These prior studies that built upon rodent behaviors fit well with

dimensional accounts of emotion. Although Darwin is often cited in support of discrete emotion theories, Darwin’s early principle of antithesis (Darwin, 1872/1965) in fact set the framework for conceiving of emotional behaviors as having a dimensional structure:

When actions of one kind have become firmly associated with any sensation or emotion, it appears natural that actions of a directly opposite kind…should be unconsciously performed…under the influence of a directly opposite sensation or emotion. (p. 67)

Darwin’s notion of antithesis roughly maps onto the modern dimension of “valence”. However, the main point that he made, of course, was that emotions, including defensive behaviors, in humans would look similar and have a similar structure to that of other mammals. According to one theory, evolutionary selection can give rise to what have been called “rules of thumb” that advantageously guide behavior under typical ecological conditions (McNaughton & Corr, 2009). These rules of thumb can be conserved across species that have evolved in similar environments, such that emotional behaviors evoked by certain circumstances in one species will evoke similar emotional behaviors in another

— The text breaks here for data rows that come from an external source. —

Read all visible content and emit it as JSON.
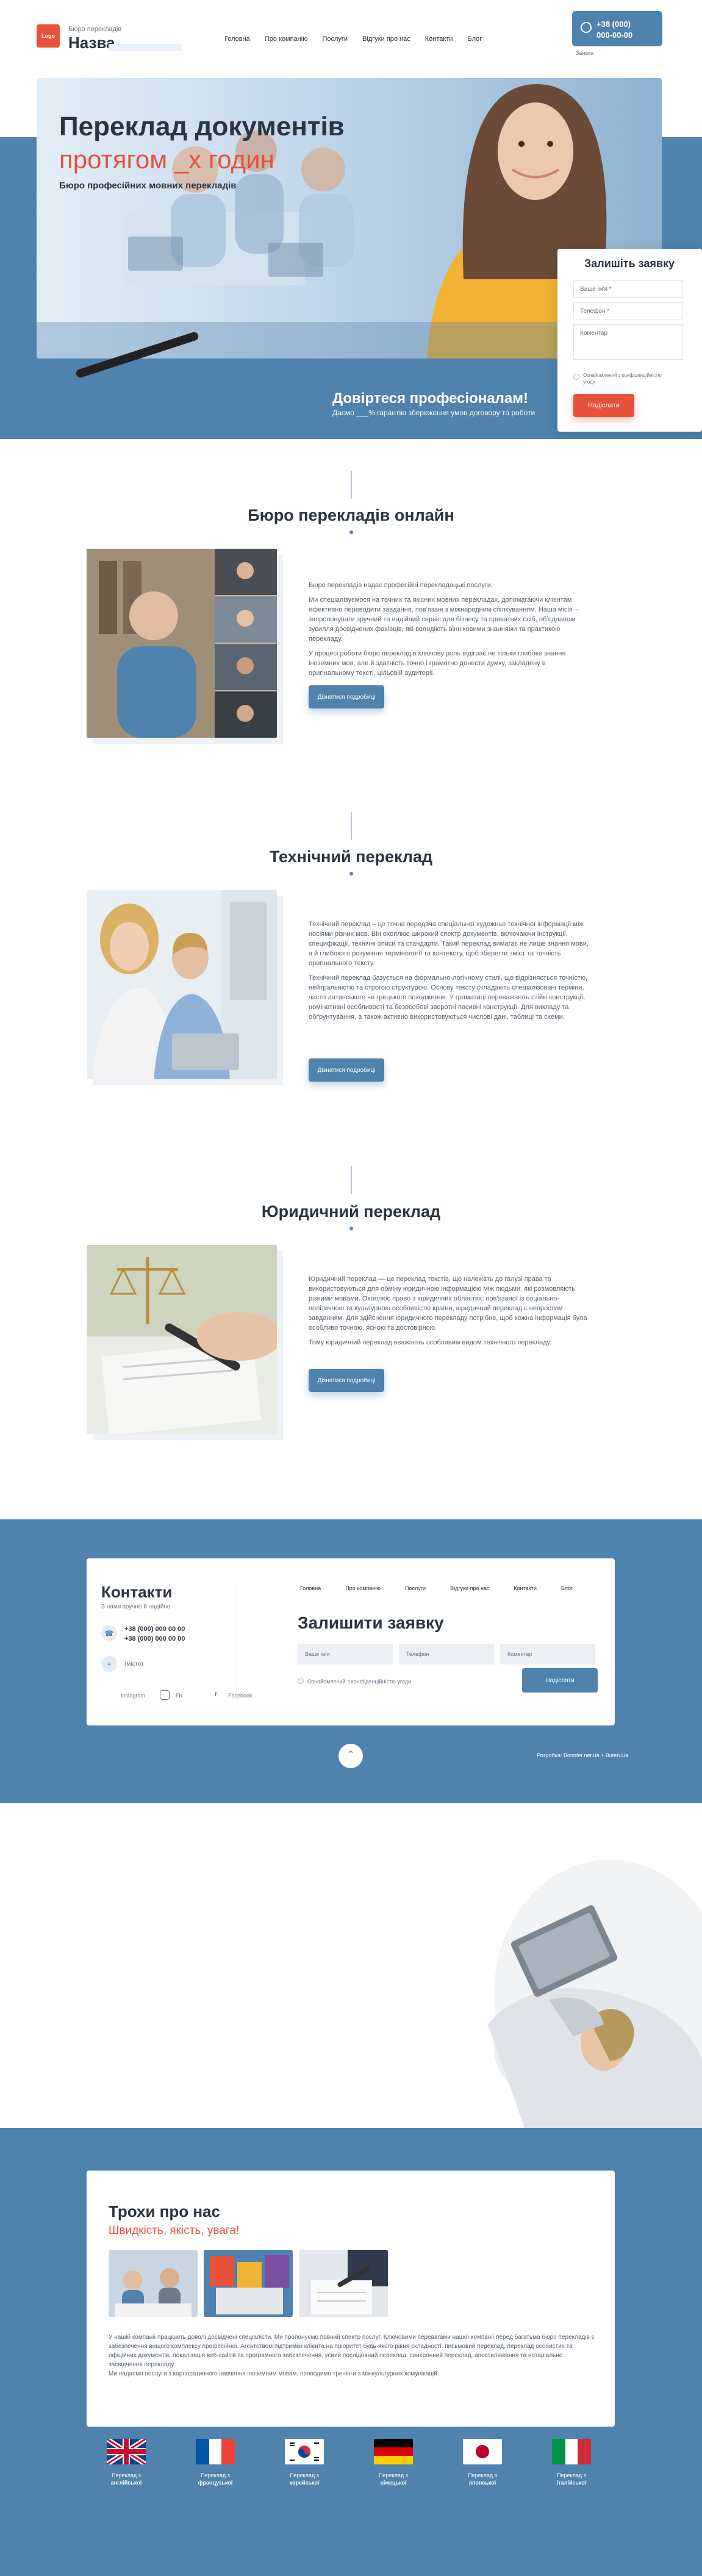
{
  "header": {
    "logo_text": "Logo",
    "logo_subtitle": "Бюро перекладів",
    "logo_name": "Назва",
    "nav": [
      "Головна",
      "Про компанію",
      "Послуги",
      "Відгуки про нас",
      "Контакти",
      "Блог"
    ],
    "phone1": "+38 (000)",
    "phone2": "000-00-00",
    "phone_link": "Заявка"
  },
  "hero": {
    "title_line1": "Переклад документів",
    "title_line2": "протягом _х годин",
    "subtitle": "Бюро професійних мовних перекладів",
    "trust_title": "Довіртеся професіоналам!",
    "trust_sub": "Даємо ___% гарантію збереження умов договору та роботи"
  },
  "request_form": {
    "title": "Залишіть заявку",
    "name_placeholder": "Ваше ім'я *",
    "phone_placeholder": "Телефон *",
    "comment_placeholder": "Коментар",
    "consent": "Ознайомлений з конфіденційністю угоди",
    "submit": "Надіслати"
  },
  "sections": [
    {
      "title": "Бюро перекладів онлайн",
      "paragraphs": [
        "Бюро перекладів надає професійні перекладацькі послуги.",
        "Ми спеціалізуємося на точних та якісних мовних перекладах, допомагаючи клієнтам ефективно переводити завдання, пов'язані з міжнародним спілкуванням. Наша місія – запропонувати зручний та надійний сервіс для бізнесу та приватних осіб, обʼєднавши зусилля досвідчених фахівців, які володіють вінніковими знаннями та практикою перекладу.",
        "У процесі роботи бюро перекладів ключову роль відіграє не тільки глибоке знання іноземних мов, але й здатність точно і грамотно донести думку, закладену в оригінальному тексті, цільовій аудиторії."
      ],
      "button": "Дізнатися подробиці"
    },
    {
      "title": "Технічний переклад",
      "paragraphs": [
        "Технічний переклад – це точна передача спеціальної художньо технічної інформації між носіями різних мов. Він охоплює широкий спектр документів, включаючи інструкції, специфікації, технічні описи та стандарти. Такий переклад вимагає не лише знання мови, а й глибокого розуміння термінології та контексту, щоб зберегти зміст та точність оригінального тексту.",
        "Технічний переклад базується на формально-логічному стилі, що відрізняється точністю, нейтральністю та строгою структурою. Основу тексту складають спеціалізовані терміни, часто латинського чи грецького походження. У граматиці переважають стійкі конструкції, номінативні особливості та безособові зворотні пасивні конструкції. Для викладу та обґрунтування, а також активно використовуються числові дані, таблиці та схеми."
      ],
      "button": "Дізнатися подробиці"
    },
    {
      "title": "Юридичний переклад",
      "paragraphs": [
        "Юридичний переклад — це переклад текстів, що належать до галузі права та використовуються для обміну юридичною інформацією між людьми, які розмовляють різними мовами. Охоплює право з юридичних областях, пов'язаної із соціально-політичною та культурною особливістю країни, юридичний переклад є непростим завданням. Для здійснення юридичного перекладу потрібне, щоб кожна інформація була особливо точною, ясною та достовірною.",
        "Тому юридичний переклад вважають особливим видом технічного перекладу."
      ],
      "button": "Дізнатися подробиці"
    }
  ],
  "contacts": {
    "title": "Контакти",
    "subtitle": "З нами зручно й надійно",
    "phone1": "+38 (000) 000 00 00",
    "phone2": "+38 (000) 000 00 00",
    "address": "(місто)",
    "social": [
      "Instagram",
      "Fb",
      "Facebook"
    ],
    "nav": [
      "Головна",
      "Про компанію",
      "Послуги",
      "Відгуки про нас",
      "Контакти",
      "Блог"
    ],
    "form_title": "Залишити заявку",
    "name_placeholder": "Ваше ім'я",
    "phone_placeholder": "Телефон",
    "comment_placeholder": "Коментар",
    "consent": "Ознайомлений з конфіденційністю угоди",
    "submit": "Надіслати",
    "dev_note": "Розробка: Bonofer.net.ua + Buten.Ua"
  },
  "about": {
    "title": "Трохи про нас",
    "subtitle": "Швидкість, якість, увага!",
    "text": "У нашій компанії працюють доволі досвідчені спеціалісти. Ми пропонуємо повний спектр послуг. Ключовими перевагами нашої компанії перед багатьма бюро перекладів є забезпечення вищого комплексу професійної. Агентством підтримки клієнта на пріоритет будь-якого рівня складності: письмовий переклад, переклад особистих та офіційних документів, локалізація веб-сайтів та програмного забезпечення, усний послідовний переклад, синхронний переклад, апостилювання та нотаріальне засвідчення перекладу.\nМи надаємо послуги з корпоративного навчання іноземним мовам, проводимо тренінги з міжкультурних комунікацій."
  },
  "languages": [
    {
      "prefix": "Переклад з",
      "name": "англійської"
    },
    {
      "prefix": "Переклад з",
      "name": "французької"
    },
    {
      "prefix": "Переклад з",
      "name": "корейської"
    },
    {
      "prefix": "Переклад з",
      "name": "німецької"
    },
    {
      "prefix": "Переклад з",
      "name": "японської"
    },
    {
      "prefix": "Переклад з",
      "name": "італійської"
    }
  ],
  "colors": {
    "accent": "#e8523a",
    "brand": "#4f82ad"
  }
}
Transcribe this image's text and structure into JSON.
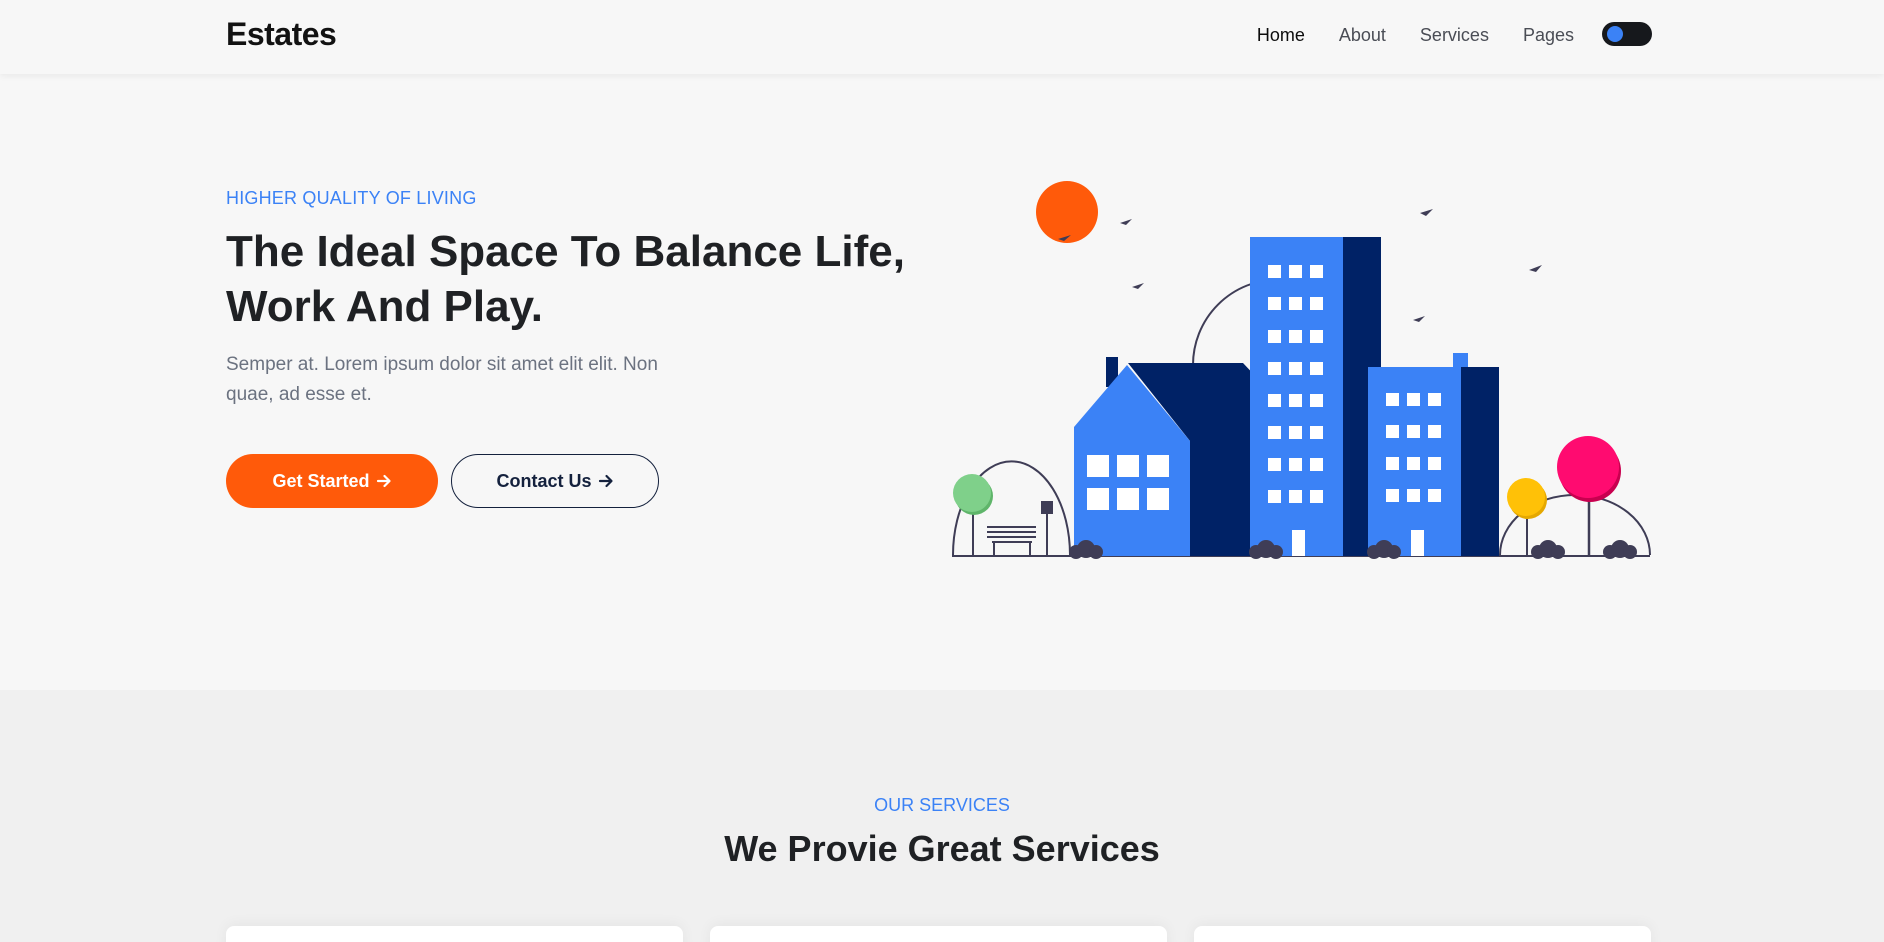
{
  "header": {
    "logo": "Estates",
    "nav": [
      "Home",
      "About",
      "Services",
      "Pages"
    ],
    "active_nav": "Home"
  },
  "hero": {
    "eyebrow": "HIGHER QUALITY OF LIVING",
    "title_line1": "The Ideal Space To Balance Life,",
    "title_line2": "Work And Play.",
    "text": "Semper at. Lorem ipsum dolor sit amet elit elit. Non quae, ad esse et.",
    "primary_button": "Get Started",
    "secondary_button": "Contact Us",
    "button_icon": "arrow-right-icon"
  },
  "services": {
    "eyebrow": "OUR SERVICES",
    "title": "We Provie Great Services"
  },
  "colors": {
    "accent_blue": "#3b82f6",
    "accent_orange": "#ff5a0a",
    "navy": "#14213d",
    "dark_blue": "#002266"
  },
  "icons": {
    "theme_toggle": "dark-mode-toggle",
    "hero_illustration": "city-buildings-illustration"
  }
}
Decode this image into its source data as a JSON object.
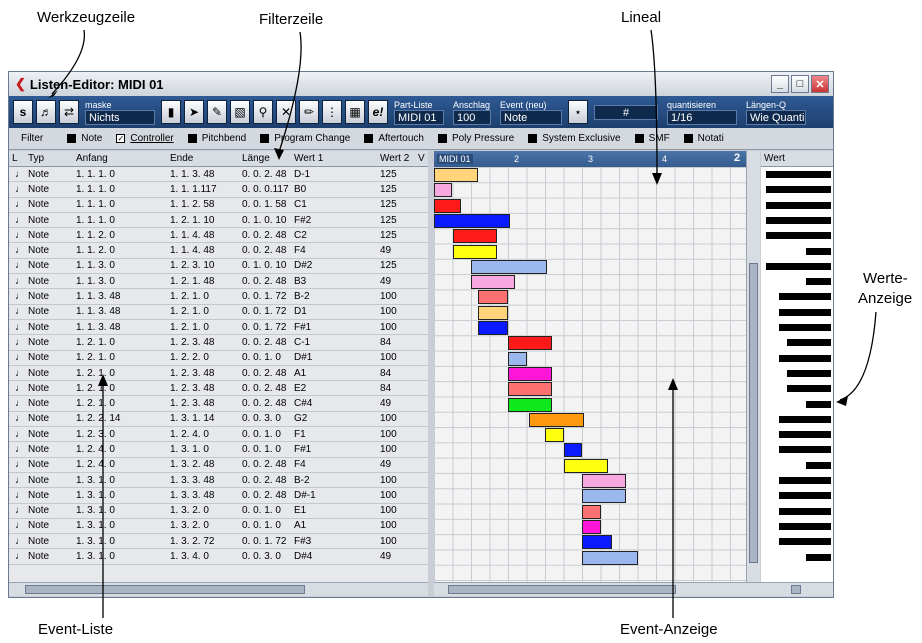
{
  "callouts": {
    "werkzeugzeile": "Werkzeugzeile",
    "filterzeile": "Filterzeile",
    "lineal": "Lineal",
    "werte_anzeige_1": "Werte-",
    "werte_anzeige_2": "Anzeige",
    "event_liste": "Event-Liste",
    "event_anzeige": "Event-Anzeige"
  },
  "window": {
    "title": "Listen-Editor: MIDI 01"
  },
  "toolbar": {
    "maske_label": "maske",
    "maske_value": "Nichts",
    "partliste_label": "Part-Liste",
    "partliste_value": "MIDI 01",
    "anschlag_label": "Anschlag",
    "anschlag_value": "100",
    "event_label": "Event (neu)",
    "event_value": "Note",
    "quant_label": "quantisieren",
    "quant_value": "1/16",
    "laengen_label": "Längen-Q",
    "laengen_value": "Wie Quantisie"
  },
  "filter": {
    "label": "Filter",
    "items": [
      "Note",
      "Controller",
      "Pitchbend",
      "Program Change",
      "Aftertouch",
      "Poly Pressure",
      "System Exclusive",
      "SMF",
      "Notati"
    ]
  },
  "columns": {
    "l": "L",
    "typ": "Typ",
    "anfang": "Anfang",
    "ende": "Ende",
    "laenge": "Länge",
    "wert1": "Wert 1",
    "wert2": "Wert 2",
    "v": "V",
    "wert": "Wert"
  },
  "ruler": {
    "part": "MIDI 01",
    "m2": "2",
    "m3": "3",
    "m4": "4",
    "m2b": "2"
  },
  "rows": [
    [
      "Note",
      "1. 1. 1.   0",
      "1. 1. 3. 48",
      "0. 0. 2. 48",
      "D-1",
      "125"
    ],
    [
      "Note",
      "1. 1. 1.   0",
      "1. 1. 1.117",
      "0. 0. 0.117",
      "B0",
      "125"
    ],
    [
      "Note",
      "1. 1. 1.   0",
      "1. 1. 2. 58",
      "0. 0. 1. 58",
      "C1",
      "125"
    ],
    [
      "Note",
      "1. 1. 1.   0",
      "1. 2. 1. 10",
      "0. 1. 0. 10",
      "F#2",
      "125"
    ],
    [
      "Note",
      "1. 1. 2.   0",
      "1. 1. 4. 48",
      "0. 0. 2. 48",
      "C2",
      "125"
    ],
    [
      "Note",
      "1. 1. 2.   0",
      "1. 1. 4. 48",
      "0. 0. 2. 48",
      "F4",
      "49"
    ],
    [
      "Note",
      "1. 1. 3.   0",
      "1. 2. 3. 10",
      "0. 1. 0. 10",
      "D#2",
      "125"
    ],
    [
      "Note",
      "1. 1. 3.   0",
      "1. 2. 1. 48",
      "0. 0. 2. 48",
      "B3",
      "49"
    ],
    [
      "Note",
      "1. 1. 3. 48",
      "1. 2. 1.   0",
      "0. 0. 1. 72",
      "B-2",
      "100"
    ],
    [
      "Note",
      "1. 1. 3. 48",
      "1. 2. 1.   0",
      "0. 0. 1. 72",
      "D1",
      "100"
    ],
    [
      "Note",
      "1. 1. 3. 48",
      "1. 2. 1.   0",
      "0. 0. 1. 72",
      "F#1",
      "100"
    ],
    [
      "Note",
      "1. 2. 1.   0",
      "1. 2. 3. 48",
      "0. 0. 2. 48",
      "C-1",
      "84"
    ],
    [
      "Note",
      "1. 2. 1.   0",
      "1. 2. 2.   0",
      "0. 0. 1.   0",
      "D#1",
      "100"
    ],
    [
      "Note",
      "1. 2. 1.   0",
      "1. 2. 3. 48",
      "0. 0. 2. 48",
      "A1",
      "84"
    ],
    [
      "Note",
      "1. 2. 1.   0",
      "1. 2. 3. 48",
      "0. 0. 2. 48",
      "E2",
      "84"
    ],
    [
      "Note",
      "1. 2. 1.   0",
      "1. 2. 3. 48",
      "0. 0. 2. 48",
      "C#4",
      "49"
    ],
    [
      "Note",
      "1. 2. 2. 14",
      "1. 3. 1. 14",
      "0. 0. 3.   0",
      "G2",
      "100"
    ],
    [
      "Note",
      "1. 2. 3.   0",
      "1. 2. 4.   0",
      "0. 0. 1.   0",
      "F1",
      "100"
    ],
    [
      "Note",
      "1. 2. 4.   0",
      "1. 3. 1.   0",
      "0. 0. 1.   0",
      "F#1",
      "100"
    ],
    [
      "Note",
      "1. 2. 4.   0",
      "1. 3. 2. 48",
      "0. 0. 2. 48",
      "F4",
      "49"
    ],
    [
      "Note",
      "1. 3. 1.   0",
      "1. 3. 3. 48",
      "0. 0. 2. 48",
      "B-2",
      "100"
    ],
    [
      "Note",
      "1. 3. 1.   0",
      "1. 3. 3. 48",
      "0. 0. 2. 48",
      "D#-1",
      "100"
    ],
    [
      "Note",
      "1. 3. 1.   0",
      "1. 3. 2.   0",
      "0. 0. 1.   0",
      "E1",
      "100"
    ],
    [
      "Note",
      "1. 3. 1.   0",
      "1. 3. 2.   0",
      "0. 0. 1.   0",
      "A1",
      "100"
    ],
    [
      "Note",
      "1. 3. 1.   0",
      "1. 3. 2. 72",
      "0. 0. 1. 72",
      "F#3",
      "100"
    ],
    [
      "Note",
      "1. 3. 1.   0",
      "1. 3. 4.   0",
      "0. 0. 3.   0",
      "D#4",
      "49"
    ]
  ],
  "event_colors": [
    "#ffd47a",
    "#f7a8e0",
    "#ff1a1a",
    "#0a1aff",
    "#ff1a1a",
    "#ffff10",
    "#9ab7ee",
    "#f7a8e0",
    "#ff7070",
    "#ffd47a",
    "#0a1aff",
    "#ff1a1a",
    "#9ab7ee",
    "#ff16d8",
    "#ff7070",
    "#10e81e",
    "#ff9a10",
    "#ffff10",
    "#0a1aff",
    "#ffff10",
    "#f7a8e0",
    "#9ab7ee",
    "#ff7070",
    "#ff16d8",
    "#0a1aff",
    "#9ab7ee"
  ]
}
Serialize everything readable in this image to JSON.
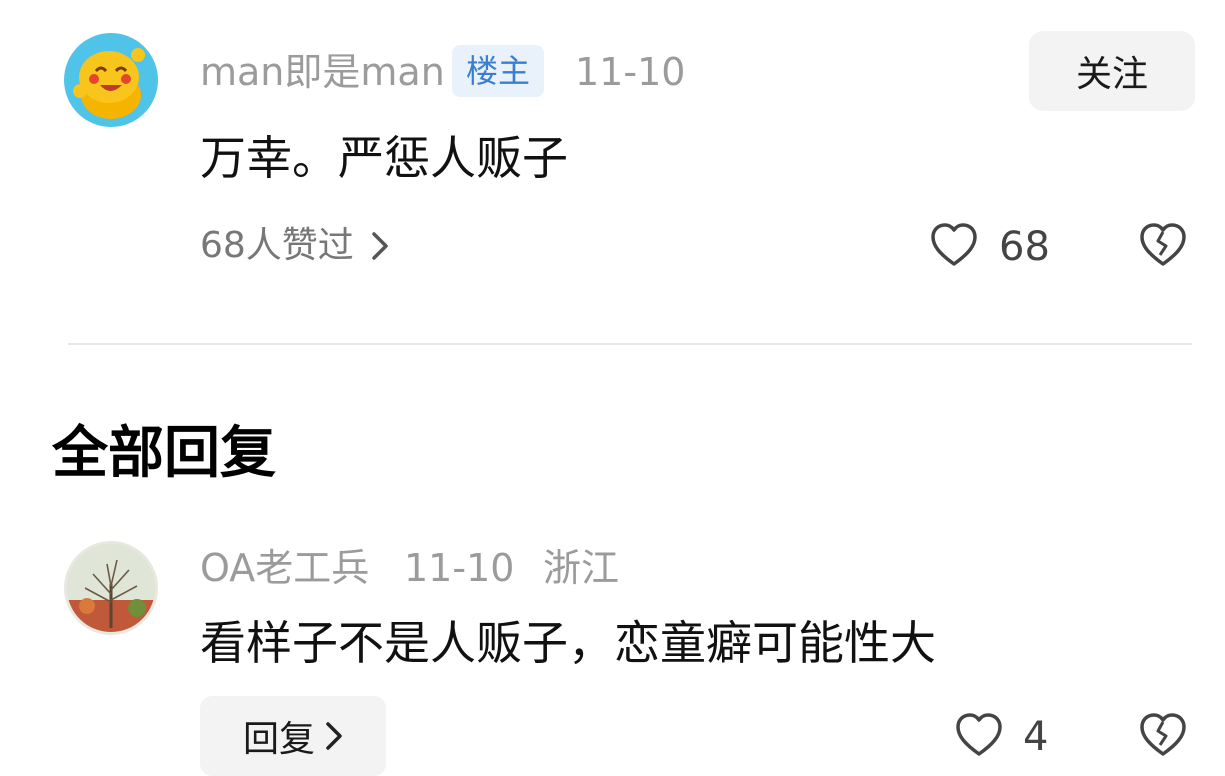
{
  "comment": {
    "username": "man即是man",
    "badge": "楼主",
    "date": "11-10",
    "follow_label": "关注",
    "text": "万幸。严惩人贩子",
    "likes_summary": "68人赞过",
    "like_count": "68"
  },
  "section_title": "全部回复",
  "reply": {
    "username": "OA老工兵",
    "date": "11-10",
    "location": "浙江",
    "text": "看样子不是人贩子，恋童癖可能性大",
    "reply_label": "回复",
    "like_count": "4"
  },
  "colors": {
    "badge_bg": "#e9f2fb",
    "badge_text": "#3a7fcf",
    "avatar1_bg": "#4fc3e8"
  }
}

In document Real World Social Cognition: Context Effects in Face and Threat Processing (Page 65-130)